## Instructions for the task
Among the records below, find the lines with the word "Pharo" and copy them.

## Excerpts from a dataset

┌──

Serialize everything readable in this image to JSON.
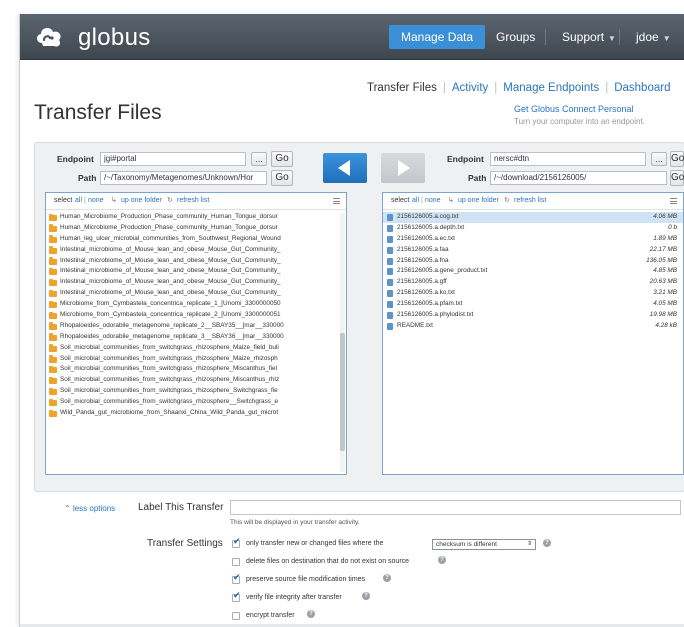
{
  "topbar": {
    "logo_text": "globus",
    "nav": [
      {
        "label": "Manage Data"
      },
      {
        "label": "Groups"
      },
      {
        "label": "Support"
      },
      {
        "label": "jdoe"
      }
    ]
  },
  "subnav": {
    "items": [
      {
        "label": "Transfer Files"
      },
      {
        "label": "Activity"
      },
      {
        "label": "Manage Endpoints"
      },
      {
        "label": "Dashboard"
      }
    ]
  },
  "page": {
    "title": "Transfer Files",
    "gcp_link": "Get Globus Connect Personal",
    "gcp_sub": "Turn your computer into an endpoint."
  },
  "left": {
    "endpoint_label": "Endpoint",
    "endpoint_value": "jgi#portal",
    "path_label": "Path",
    "path_value": "/~/Taxonomy/Metagenomes/Unknown/Hor",
    "browse_label": "...",
    "go_label": "Go",
    "toolbar": {
      "select": "select",
      "all": "all",
      "none": "none",
      "up": "up one folder",
      "refresh": "refresh list"
    },
    "files": [
      "Human_Microbiome_Production_Phase_community_Human_Tongue_dorsur",
      "Human_Microbiome_Production_Phase_community_Human_Tongue_dorsur",
      "Human_leg_ulcer_microbial_communities_from_Southwest_Regional_Wound",
      "Intestinal_microbiome_of_Mouse_lean_and_obese_Mouse_Gut_Community_",
      "Intestinal_microbiome_of_Mouse_lean_and_obese_Mouse_Gut_Community_",
      "Intestinal_microbiome_of_Mouse_lean_and_obese_Mouse_Gut_Community_",
      "Intestinal_microbiome_of_Mouse_lean_and_obese_Mouse_Gut_Community_",
      "Intestinal_microbiome_of_Mouse_lean_and_obese_Mouse_Gut_Community_",
      "Microbiome_from_Cymbastela_concentrica_replicate_1_[Unomi_3300000050",
      "Microbiome_from_Cymbastela_concentrica_replicate_2_[Unomi_3300000051",
      "Rhopaloeides_odorabile_metagenome_replicate_2__SBAY35__[mar__330000",
      "Rhopaloeides_odorabile_metagenome_replicate_3__SBAY36__[mar__330000",
      "Soil_microbial_communities_from_switchgrass_rhizosphere_Maize_field_buli",
      "Soil_microbial_communities_from_switchgrass_rhizosphere_Maize_rhizosph",
      "Soil_microbial_communities_from_switchgrass_rhizosphere_Miscanthus_fiel",
      "Soil_microbial_communities_from_switchgrass_rhizosphere_Miscanthus_rhiz",
      "Soil_microbial_communities_from_switchgrass_rhizosphere_Switchgrass_fie",
      "Soil_microbial_communities_from_switchgrass_rhizosphere__Switchgrass_e",
      "Wild_Panda_gut_microbiome_from_Shaanxi_China_Wild_Panda_gut_microt"
    ]
  },
  "right": {
    "endpoint_label": "Endpoint",
    "endpoint_value": "nersc#dtn",
    "path_label": "Path",
    "path_value": "/~/download/2156126005/",
    "browse_label": "...",
    "go_label": "Go",
    "toolbar": {
      "select": "select",
      "all": "all",
      "none": "none",
      "up": "up one folder",
      "refresh": "refresh list"
    },
    "files": [
      {
        "name": "2156126005.a.cog.txt",
        "size": "4.06 MB"
      },
      {
        "name": "2156126005.a.depth.txt",
        "size": "0 b"
      },
      {
        "name": "2156126005.a.ec.txt",
        "size": "1.89 MB"
      },
      {
        "name": "2156126005.a.faa",
        "size": "22.17 MB"
      },
      {
        "name": "2156126005.a.fna",
        "size": "136.05 MB"
      },
      {
        "name": "2156126005.a.gene_product.txt",
        "size": "4.85 MB"
      },
      {
        "name": "2156126005.a.gff",
        "size": "20.63 MB"
      },
      {
        "name": "2156126005.a.ko.txt",
        "size": "3.21 MB"
      },
      {
        "name": "2156126005.a.pfam.txt",
        "size": "4.05 MB"
      },
      {
        "name": "2156126005.a.phylodist.txt",
        "size": "19.98 MB"
      },
      {
        "name": "README.txt",
        "size": "4.28 kB"
      }
    ]
  },
  "options": {
    "less_options": "less options",
    "label_title": "Label This Transfer",
    "label_hint": "This will be displayed in your transfer activity.",
    "settings_title": "Transfer Settings",
    "sync_option": "only transfer new or changed files where the",
    "sync_select": "checksum is different",
    "delete_option": "delete files on destination that do not exist on source",
    "preserve_option": "preserve source file modification times",
    "verify_option": "verify file integrity after transfer",
    "encrypt_option": "encrypt transfer"
  }
}
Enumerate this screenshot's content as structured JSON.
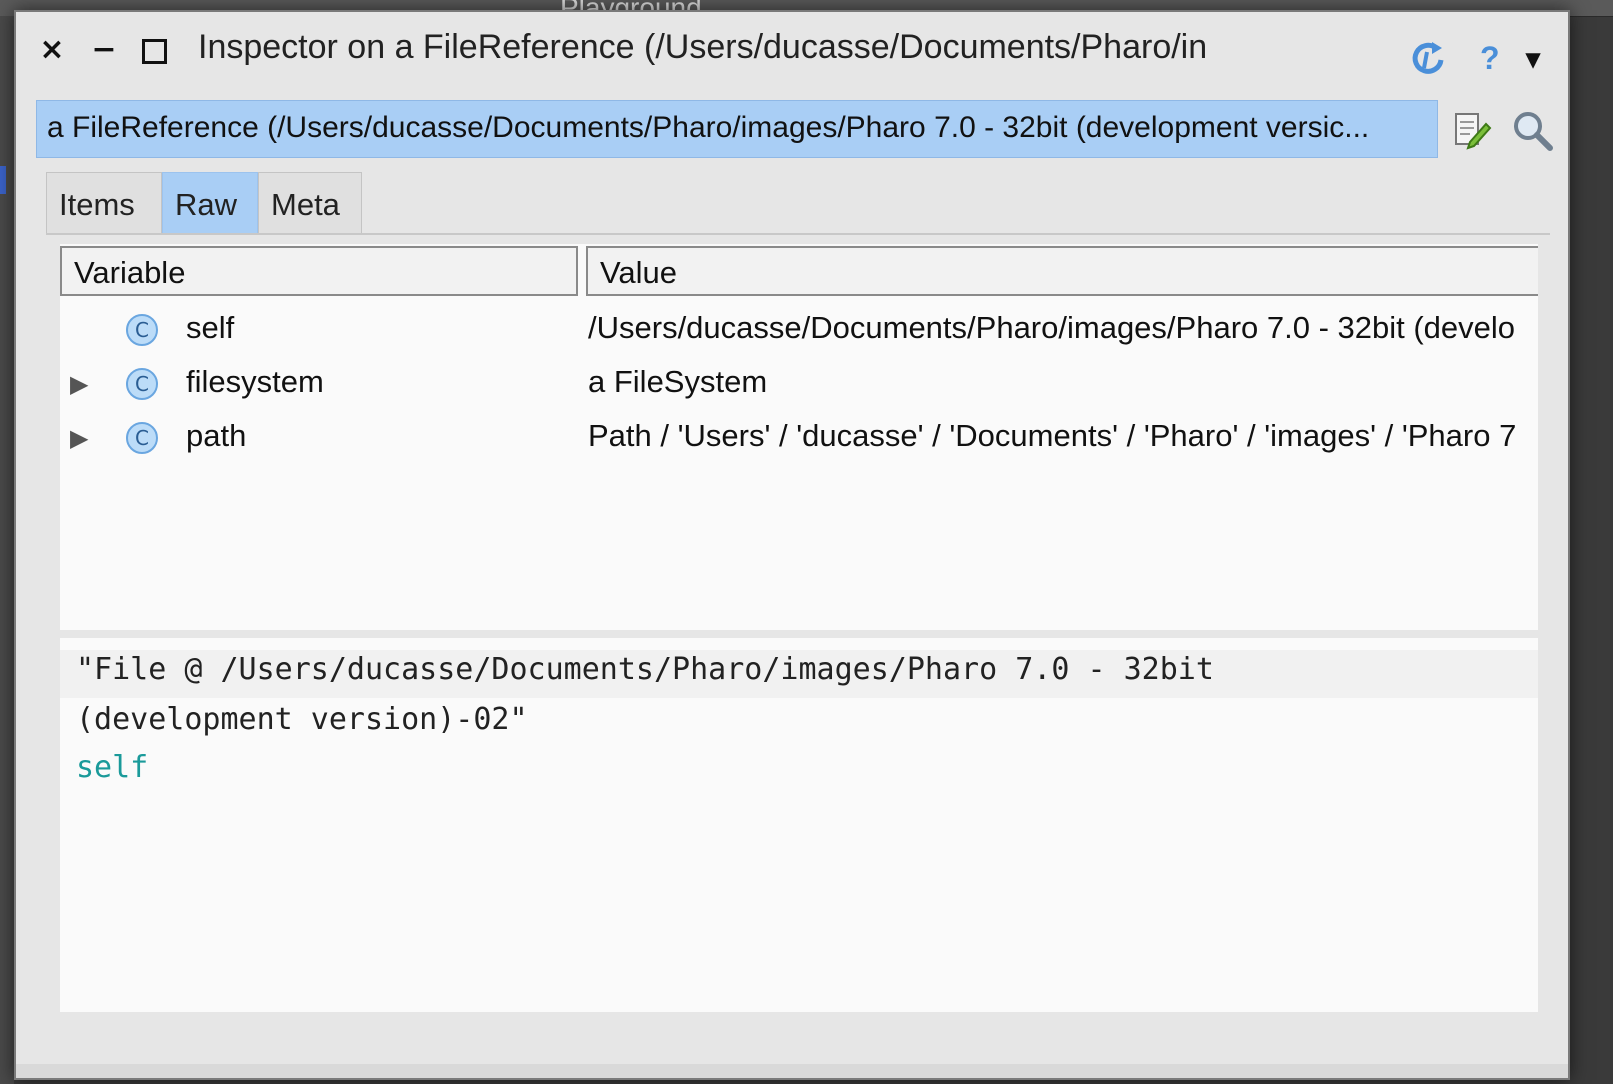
{
  "background": {
    "partial_title": "Playground"
  },
  "window": {
    "title": "Inspector on a FileReference (/Users/ducasse/Documents/Pharo/in",
    "controls": {
      "close": "×",
      "minimize": "−"
    },
    "right_icons": {
      "refresh": "↻",
      "help": "?",
      "menu": "▾"
    }
  },
  "inspect_bar": {
    "text": "a FileReference (/Users/ducasse/Documents/Pharo/images/Pharo 7.0 - 32bit (development versic..."
  },
  "tabs": [
    {
      "label": "Items",
      "active": false
    },
    {
      "label": "Raw",
      "active": true
    },
    {
      "label": "Meta",
      "active": false
    }
  ],
  "table": {
    "headers": {
      "variable": "Variable",
      "value": "Value"
    },
    "rows": [
      {
        "expandable": false,
        "icon": "C",
        "variable": "self",
        "value": "/Users/ducasse/Documents/Pharo/images/Pharo 7.0 - 32bit (develo"
      },
      {
        "expandable": true,
        "icon": "C",
        "variable": "filesystem",
        "value": "a FileSystem"
      },
      {
        "expandable": true,
        "icon": "C",
        "variable": "path",
        "value": "Path / 'Users' / 'ducasse' / 'Documents' / 'Pharo' / 'images' / 'Pharo 7"
      }
    ],
    "expander_glyph": "▶"
  },
  "code": {
    "line1": "\"File @ /Users/ducasse/Documents/Pharo/images/Pharo 7.0 - 32bit",
    "line2": "(development version)-02\"",
    "line3": "self"
  },
  "colors": {
    "selection": "#a9cef5",
    "keyword": "#1a9a9a",
    "accent_icon": "#4a8fd9"
  }
}
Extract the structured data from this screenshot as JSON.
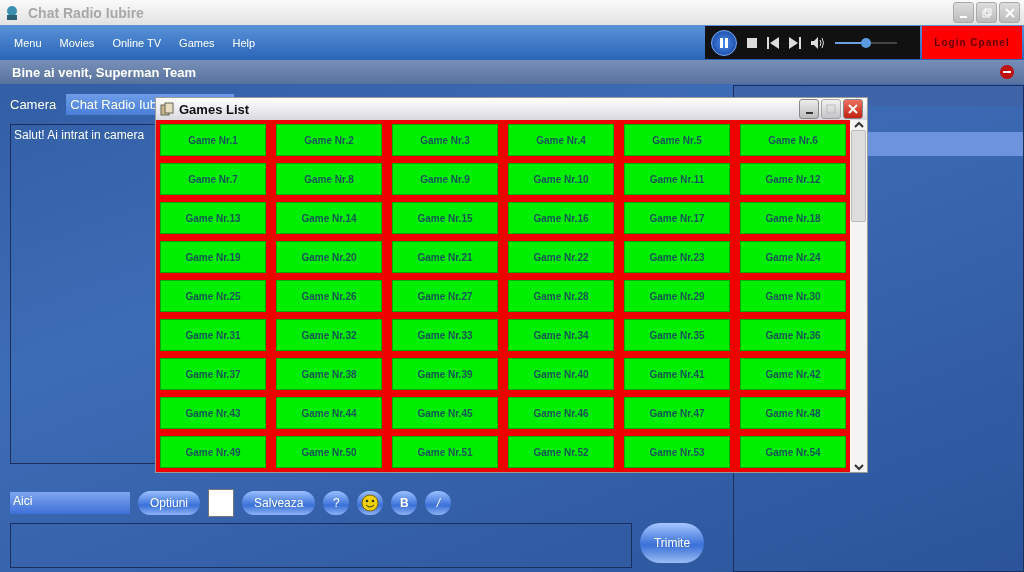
{
  "window": {
    "title": "Chat Radio Iubire"
  },
  "menu": [
    "Menu",
    "Movies",
    "Online TV",
    "Games",
    "Help"
  ],
  "player": {
    "playing": true,
    "volume": {
      "level": 0.5
    }
  },
  "login_button": "Login Cpanel",
  "welcome": "Bine ai venit, Superman Team",
  "camera": {
    "label": "Camera",
    "value": "Chat Radio Iub"
  },
  "chat": {
    "message": "Salut! Ai intrat in camera"
  },
  "toolbar": {
    "font_select": "Aici",
    "options_button": "Optiuni",
    "save_button": "Salveaza",
    "help_button": "?",
    "bold_button": "B",
    "italic_button": "/"
  },
  "send_button": "Trimite",
  "games_dialog": {
    "title": "Games List",
    "games": [
      "Game Nr.1",
      "Game Nr.2",
      "Game Nr.3",
      "Game Nr.4",
      "Game Nr.5",
      "Game Nr.6",
      "Game Nr.7",
      "Game Nr.8",
      "Game Nr.9",
      "Game Nr.10",
      "Game Nr.11",
      "Game Nr.12",
      "Game Nr.13",
      "Game Nr.14",
      "Game Nr.15",
      "Game Nr.16",
      "Game Nr.17",
      "Game Nr.18",
      "Game Nr.19",
      "Game Nr.20",
      "Game Nr.21",
      "Game Nr.22",
      "Game Nr.23",
      "Game Nr.24",
      "Game Nr.25",
      "Game Nr.26",
      "Game Nr.27",
      "Game Nr.28",
      "Game Nr.29",
      "Game Nr.30",
      "Game Nr.31",
      "Game Nr.32",
      "Game Nr.33",
      "Game Nr.34",
      "Game Nr.35",
      "Game Nr.36",
      "Game Nr.37",
      "Game Nr.38",
      "Game Nr.39",
      "Game Nr.40",
      "Game Nr.41",
      "Game Nr.42",
      "Game Nr.43",
      "Game Nr.44",
      "Game Nr.45",
      "Game Nr.46",
      "Game Nr.47",
      "Game Nr.48",
      "Game Nr.49",
      "Game Nr.50",
      "Game Nr.51",
      "Game Nr.52",
      "Game Nr.53",
      "Game Nr.54"
    ]
  }
}
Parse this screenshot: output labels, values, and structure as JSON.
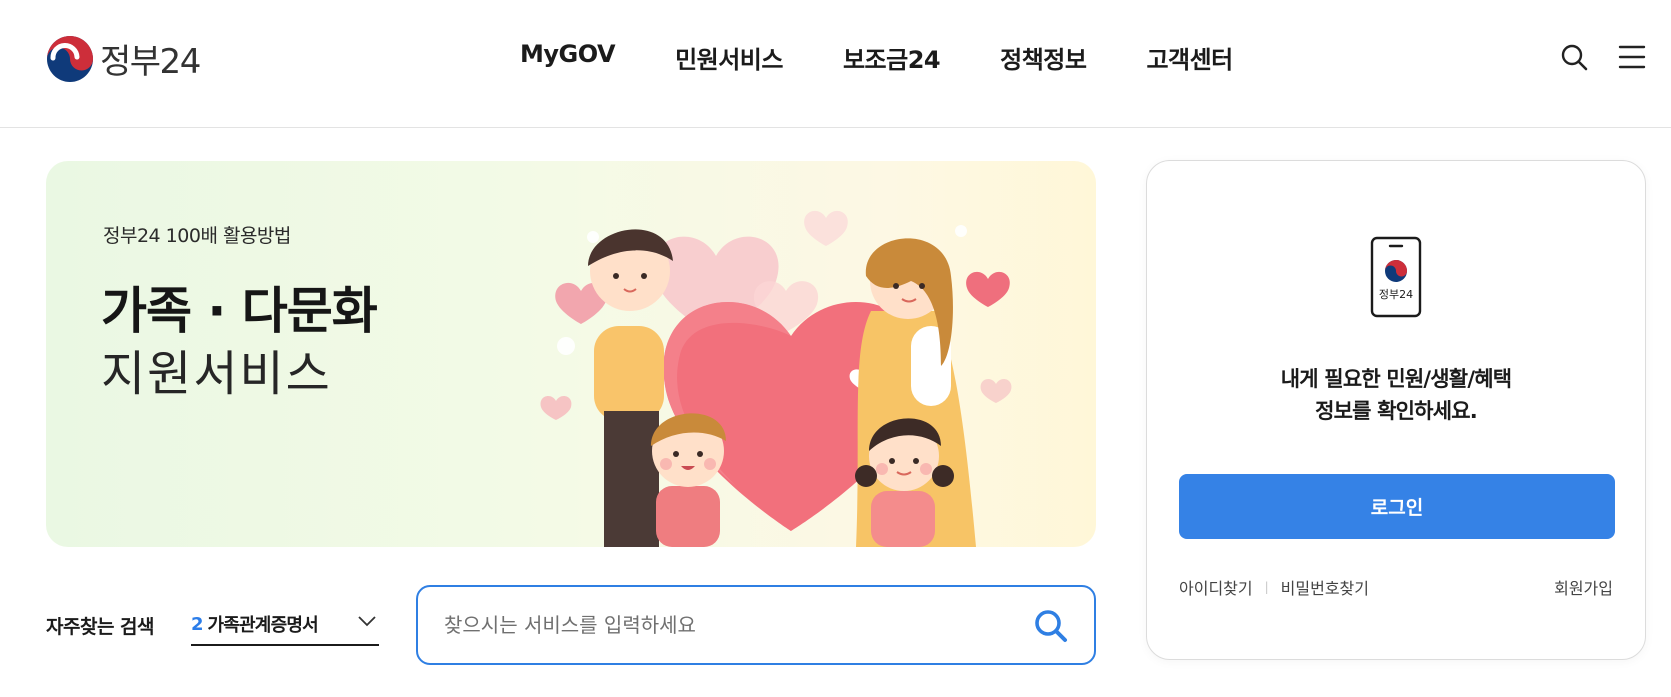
{
  "header": {
    "logo_text": "정부24",
    "nav": [
      "MyGOV",
      "민원서비스",
      "보조금24",
      "정책정보",
      "고객센터"
    ]
  },
  "banner": {
    "subtitle": "정부24 100배 활용방법",
    "title_line1": "가족 · 다문화",
    "title_line2": "지원서비스"
  },
  "search": {
    "freq_label": "자주찾는 검색",
    "freq_rank": "2",
    "freq_item": "가족관계증명서",
    "placeholder": "찾으시는 서비스를 입력하세요"
  },
  "login": {
    "phone_label": "정부24",
    "message_line1": "내게 필요한 민원/생활/혜택",
    "message_line2": "정보를 확인하세요.",
    "login_button": "로그인",
    "find_id": "아이디찾기",
    "find_password": "비밀번호찾기",
    "sign_up": "회원가입"
  },
  "colors": {
    "accent": "#3582e6",
    "search_border": "#2f7fe3",
    "logo_red": "#cd2e3a",
    "logo_blue": "#0f3a7a"
  },
  "icons": [
    "search-icon",
    "menu-icon",
    "chevron-down-icon",
    "phone-icon"
  ]
}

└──

## Exercise answer
    "title": "Inspector on a FileReference (/Users/ducasse/Documents/Pharo/in",
    "text": "a FileReference (/Users/ducasse/Documents/Pharo/images/Pharo 7.0 - 32bit (development versic..."
        "value": "/Users/ducasse/Documents/Pharo/images/Pharo 7.0 - 32bit (develo"
        "value": "Path / 'Users' / 'ducasse' / 'Documents' / 'Pharo' / 'images' / 'Pharo 7"
    "line1": "\"File @ /Users/ducasse/Documents/Pharo/images/Pharo 7.0 - 32bit",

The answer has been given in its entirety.